======== Data for this task

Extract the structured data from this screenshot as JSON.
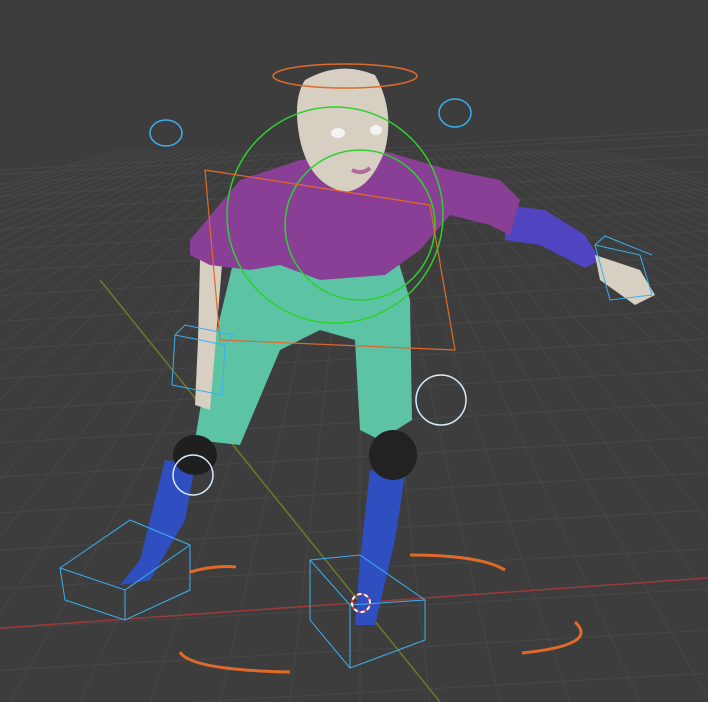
{
  "viewport": {
    "type": "3d-viewport",
    "colors": {
      "background": "#3d3d3d",
      "grid": "#484848",
      "x_axis": "#9a3a3a",
      "y_axis": "#6b7a2a",
      "skin": "#d6cfc2",
      "shirt": "#8a3f96",
      "pants": "#5cc4a4",
      "socks": "#2f4fc0",
      "knee_pads": "#222222",
      "sleeve": "#5044c0",
      "bone_orange": "#e06a2a",
      "bone_green": "#2ed02e",
      "bone_blue": "#3ab0f0",
      "bone_white": "#d8ecff"
    },
    "icons": [
      "3d-cursor-icon"
    ]
  }
}
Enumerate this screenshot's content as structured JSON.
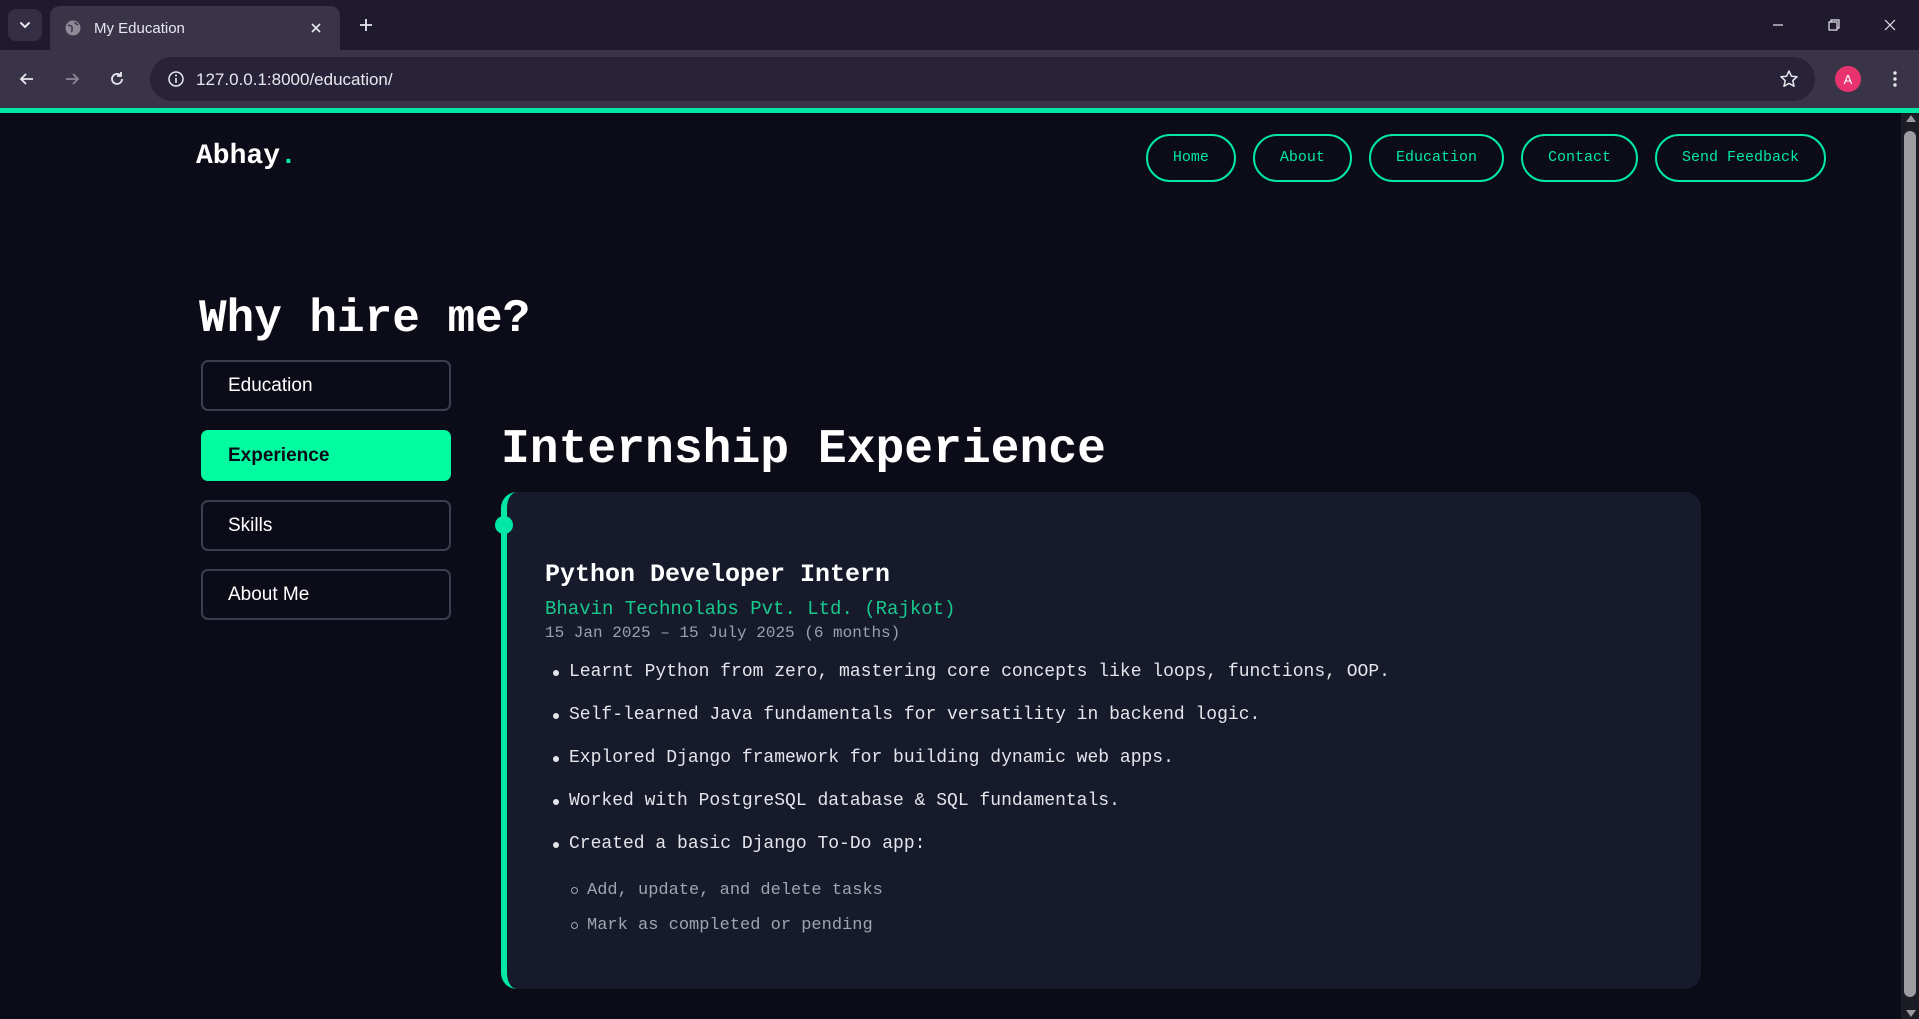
{
  "browser": {
    "tab_title": "My Education",
    "url": "127.0.0.1:8000/education/",
    "profile_initial": "A"
  },
  "site": {
    "logo_text": "Abhay",
    "logo_dot": ".",
    "nav": [
      "Home",
      "About",
      "Education",
      "Contact",
      "Send Feedback"
    ]
  },
  "hero_title": "Why hire me?",
  "side_tabs": [
    {
      "label": "Education",
      "active": false
    },
    {
      "label": "Experience",
      "active": true
    },
    {
      "label": "Skills",
      "active": false
    },
    {
      "label": "About Me",
      "active": false
    }
  ],
  "section": {
    "title": "Internship Experience",
    "job_title": "Python Developer Intern",
    "company": "Bhavin Technolabs Pvt. Ltd. (Rajkot)",
    "duration": "15 Jan 2025 – 15 July 2025 (6 months)",
    "bullets": [
      "Learnt Python from zero, mastering core concepts like loops, functions, OOP.",
      "Self-learned Java fundamentals for versatility in backend logic.",
      "Explored Django framework for building dynamic web apps.",
      "Worked with PostgreSQL database & SQL fundamentals.",
      "Created a basic Django To-Do app:"
    ],
    "sub_bullets": [
      "Add, update, and delete tasks",
      "Mark as completed or pending"
    ]
  },
  "colors": {
    "accent": "#00e7a6",
    "active_tab": "#00fba0",
    "background": "#0b0c17",
    "card": "#161a2b"
  }
}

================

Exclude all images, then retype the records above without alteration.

Extract the structured data from this screenshot as JSON.
{
  "viewport": {
    "type": "3d-viewport",
    "colors": {
      "background": "#3d3d3d",
      "grid": "#484848",
      "x_axis": "#9a3a3a",
      "y_axis": "#6b7a2a",
      "skin": "#d6cfc2",
      "shirt": "#8a3f96",
      "pants": "#5cc4a4",
      "socks": "#2f4fc0",
      "knee_pads": "#222222",
      "sleeve": "#5044c0",
      "bone_orange": "#e06a2a",
      "bone_green": "#2ed02e",
      "bone_blue": "#3ab0f0",
      "bone_white": "#d8ecff"
    },
    "icons": [
      "3d-cursor-icon"
    ]
  }
}
Enumerate this screenshot's content as structured JSON.
{
  "browser": {
    "tab_title": "My Education",
    "url": "127.0.0.1:8000/education/",
    "profile_initial": "A"
  },
  "site": {
    "logo_text": "Abhay",
    "logo_dot": ".",
    "nav": [
      "Home",
      "About",
      "Education",
      "Contact",
      "Send Feedback"
    ]
  },
  "hero_title": "Why hire me?",
  "side_tabs": [
    {
      "label": "Education",
      "active": false
    },
    {
      "label": "Experience",
      "active": true
    },
    {
      "label": "Skills",
      "active": false
    },
    {
      "label": "About Me",
      "active": false
    }
  ],
  "section": {
    "title": "Internship Experience",
    "job_title": "Python Developer Intern",
    "company": "Bhavin Technolabs Pvt. Ltd. (Rajkot)",
    "duration": "15 Jan 2025 – 15 July 2025 (6 months)",
    "bullets": [
      "Learnt Python from zero, mastering core concepts like loops, functions, OOP.",
      "Self-learned Java fundamentals for versatility in backend logic.",
      "Explored Django framework for building dynamic web apps.",
      "Worked with PostgreSQL database & SQL fundamentals.",
      "Created a basic Django To-Do app:"
    ],
    "sub_bullets": [
      "Add, update, and delete tasks",
      "Mark as completed or pending"
    ]
  },
  "colors": {
    "accent": "#00e7a6",
    "active_tab": "#00fba0",
    "background": "#0b0c17",
    "card": "#161a2b"
  }
}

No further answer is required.